She squeals with delight as I shuffle cards, like I’m a magician and can magically float cards through the air. She keeps asking me to do it “again”. I stop until she says the proper words, “agin pese Gigi”. Clapping and squealing, you would think I was a miracle worker. She runs and gives me hugs when I come to visit and asks for me when I’m gone. I would move heaven and earth for her if it was in her best interest.
I continue shuffling cards as she eats her second breakfast.
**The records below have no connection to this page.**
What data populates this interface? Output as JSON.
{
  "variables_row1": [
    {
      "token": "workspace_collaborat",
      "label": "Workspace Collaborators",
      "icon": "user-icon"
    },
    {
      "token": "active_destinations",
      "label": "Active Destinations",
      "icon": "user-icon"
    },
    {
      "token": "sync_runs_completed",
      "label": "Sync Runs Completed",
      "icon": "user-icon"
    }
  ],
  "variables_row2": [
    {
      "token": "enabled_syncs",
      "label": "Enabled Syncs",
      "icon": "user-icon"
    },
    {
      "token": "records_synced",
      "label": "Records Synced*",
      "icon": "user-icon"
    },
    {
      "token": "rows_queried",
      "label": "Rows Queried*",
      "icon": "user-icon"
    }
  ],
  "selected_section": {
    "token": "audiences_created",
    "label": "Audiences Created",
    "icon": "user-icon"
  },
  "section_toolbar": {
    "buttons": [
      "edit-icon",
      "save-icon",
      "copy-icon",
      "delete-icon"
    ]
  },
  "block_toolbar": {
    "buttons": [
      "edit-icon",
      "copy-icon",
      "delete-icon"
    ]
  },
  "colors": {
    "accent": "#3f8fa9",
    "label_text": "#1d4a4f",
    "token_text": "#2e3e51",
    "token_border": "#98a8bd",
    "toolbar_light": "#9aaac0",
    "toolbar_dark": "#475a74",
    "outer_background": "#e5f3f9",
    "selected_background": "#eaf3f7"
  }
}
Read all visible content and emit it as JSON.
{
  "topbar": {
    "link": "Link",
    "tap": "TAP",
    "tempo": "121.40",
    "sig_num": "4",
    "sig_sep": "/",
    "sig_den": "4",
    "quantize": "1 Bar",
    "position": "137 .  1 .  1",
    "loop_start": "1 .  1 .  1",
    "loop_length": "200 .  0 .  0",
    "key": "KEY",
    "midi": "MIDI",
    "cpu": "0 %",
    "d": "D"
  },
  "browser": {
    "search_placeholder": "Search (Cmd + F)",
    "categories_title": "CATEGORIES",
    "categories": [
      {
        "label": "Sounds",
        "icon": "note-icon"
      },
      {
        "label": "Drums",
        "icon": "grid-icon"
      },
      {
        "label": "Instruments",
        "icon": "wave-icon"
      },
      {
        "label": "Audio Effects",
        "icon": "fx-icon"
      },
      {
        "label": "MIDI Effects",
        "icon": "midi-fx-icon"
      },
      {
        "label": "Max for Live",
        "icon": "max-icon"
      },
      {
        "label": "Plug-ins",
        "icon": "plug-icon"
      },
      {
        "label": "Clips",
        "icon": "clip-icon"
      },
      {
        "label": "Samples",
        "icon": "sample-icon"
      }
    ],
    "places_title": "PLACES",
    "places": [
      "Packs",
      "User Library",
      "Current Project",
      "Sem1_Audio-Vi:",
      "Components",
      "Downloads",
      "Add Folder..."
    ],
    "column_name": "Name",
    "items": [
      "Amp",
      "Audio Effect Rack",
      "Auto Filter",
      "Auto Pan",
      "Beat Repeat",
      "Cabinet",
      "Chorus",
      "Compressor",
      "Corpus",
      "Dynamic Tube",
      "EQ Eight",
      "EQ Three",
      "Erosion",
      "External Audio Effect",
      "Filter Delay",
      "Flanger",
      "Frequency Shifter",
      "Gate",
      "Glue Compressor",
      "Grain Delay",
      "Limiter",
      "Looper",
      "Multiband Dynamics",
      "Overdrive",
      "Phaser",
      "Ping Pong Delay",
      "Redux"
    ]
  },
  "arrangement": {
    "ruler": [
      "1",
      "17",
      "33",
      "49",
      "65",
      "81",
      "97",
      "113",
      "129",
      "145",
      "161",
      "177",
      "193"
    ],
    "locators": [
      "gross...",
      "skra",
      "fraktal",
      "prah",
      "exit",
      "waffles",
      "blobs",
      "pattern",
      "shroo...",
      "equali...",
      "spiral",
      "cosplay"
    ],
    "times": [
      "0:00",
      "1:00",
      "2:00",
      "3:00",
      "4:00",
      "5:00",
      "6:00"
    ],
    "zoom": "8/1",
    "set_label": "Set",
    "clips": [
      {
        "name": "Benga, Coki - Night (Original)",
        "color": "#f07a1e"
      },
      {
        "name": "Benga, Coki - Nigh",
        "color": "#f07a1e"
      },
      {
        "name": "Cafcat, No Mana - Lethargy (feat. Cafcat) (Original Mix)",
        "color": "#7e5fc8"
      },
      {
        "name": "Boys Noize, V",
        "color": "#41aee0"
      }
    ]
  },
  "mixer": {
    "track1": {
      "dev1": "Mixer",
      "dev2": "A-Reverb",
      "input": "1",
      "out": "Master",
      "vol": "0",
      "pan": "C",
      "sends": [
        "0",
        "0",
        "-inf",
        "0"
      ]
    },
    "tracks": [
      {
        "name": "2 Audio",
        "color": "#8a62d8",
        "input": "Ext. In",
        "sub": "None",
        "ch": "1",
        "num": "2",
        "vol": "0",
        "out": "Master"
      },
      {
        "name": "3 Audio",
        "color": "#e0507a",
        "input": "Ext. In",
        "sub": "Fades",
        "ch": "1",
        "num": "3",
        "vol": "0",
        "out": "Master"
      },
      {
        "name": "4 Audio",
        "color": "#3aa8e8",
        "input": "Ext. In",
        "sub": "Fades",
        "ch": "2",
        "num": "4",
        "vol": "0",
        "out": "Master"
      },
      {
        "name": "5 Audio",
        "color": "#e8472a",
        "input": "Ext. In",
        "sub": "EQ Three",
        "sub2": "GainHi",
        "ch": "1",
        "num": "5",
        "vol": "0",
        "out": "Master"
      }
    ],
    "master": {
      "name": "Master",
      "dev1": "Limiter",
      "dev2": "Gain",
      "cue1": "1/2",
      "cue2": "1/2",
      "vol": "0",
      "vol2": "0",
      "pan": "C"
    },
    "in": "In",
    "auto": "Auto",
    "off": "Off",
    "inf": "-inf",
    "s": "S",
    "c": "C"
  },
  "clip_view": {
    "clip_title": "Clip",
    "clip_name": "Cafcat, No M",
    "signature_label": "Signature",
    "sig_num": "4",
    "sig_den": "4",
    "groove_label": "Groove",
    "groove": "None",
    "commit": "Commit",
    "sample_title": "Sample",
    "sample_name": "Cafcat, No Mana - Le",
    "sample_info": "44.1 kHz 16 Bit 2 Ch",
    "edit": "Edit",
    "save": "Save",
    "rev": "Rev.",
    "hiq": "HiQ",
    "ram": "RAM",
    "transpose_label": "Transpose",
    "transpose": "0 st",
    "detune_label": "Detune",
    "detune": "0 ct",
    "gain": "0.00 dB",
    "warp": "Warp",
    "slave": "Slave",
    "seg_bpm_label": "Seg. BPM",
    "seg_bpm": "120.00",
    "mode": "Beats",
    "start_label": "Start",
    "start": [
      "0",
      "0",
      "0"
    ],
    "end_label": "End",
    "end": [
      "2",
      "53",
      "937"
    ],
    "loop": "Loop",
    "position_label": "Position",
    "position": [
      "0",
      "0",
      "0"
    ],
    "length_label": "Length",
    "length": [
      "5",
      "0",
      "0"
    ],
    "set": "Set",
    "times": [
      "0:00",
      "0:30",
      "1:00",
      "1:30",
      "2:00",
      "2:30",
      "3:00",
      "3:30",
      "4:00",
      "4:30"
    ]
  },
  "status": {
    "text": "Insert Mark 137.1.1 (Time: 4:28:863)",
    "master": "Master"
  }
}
I joke around with her and pretend I’m going to eat all her French toast and suddenly she gets territorial and angry. “MINE” she exclaims as she circles her arms around her plastic plate. “No Gigi, MINE”, just to make the point.
How quickly I go from being a miracle worker to the enemy.
In reality, I am the one that bought the bread and eggs, had the idea to make French toast, beat the eggs and added the seasonings, soaked the bread and grilled it to perfection, cut the pieces up in 2-year-old-hand-size shapes, poured a small amount of syrup for her to “dip dip”, put it all on her plate and gave it to her.
MINE she exclaims like I had nothing to do with the delicacy in front of her.
I wonder what God sees in us as he sits across the table from us during this pandemic. I know he delights in me even more than my granddaughter does. I know he would move heaven and earth on my account if it would glorify him. He has uniquely created me with my own gifts and talents, given me opportunities to use those gifts and talents, blessed me with food and shelter and family, he has literally worked miracles in my life.
Suddenly it seems like he might take some of that away from me and I exclaim MINE as I circle my arms around my “possessions”. My travel schedule, my house, my food, my job, my stocks, my relationships, and yes, even my toilet paper, MINE.
Our time at the breakfast table went from a giggling, squealing, laughing exchange to one of strife and disappointment. In an instant the tone was changed and now no one was having fun.
I wonder if I could look at my travel schedule, my house, my food, my job, my stocks, my relationships and even my toilet paper as NOT MINE? I wonder if I could look at it all as Gods’, given to me as a gift to enjoy and to share? I wonder if I could take some of all of it and give it away?
I wonder how much I can give? Not how much I can keep.
Acts 2: 43-45 (The Message)
Everyone around was in awe—all those wonders and signs done through the apostles! And all the believers lived in a wonderful harmony, holding everything in common. They sold whatever they owned and pooled their resources so that each person’s need was met.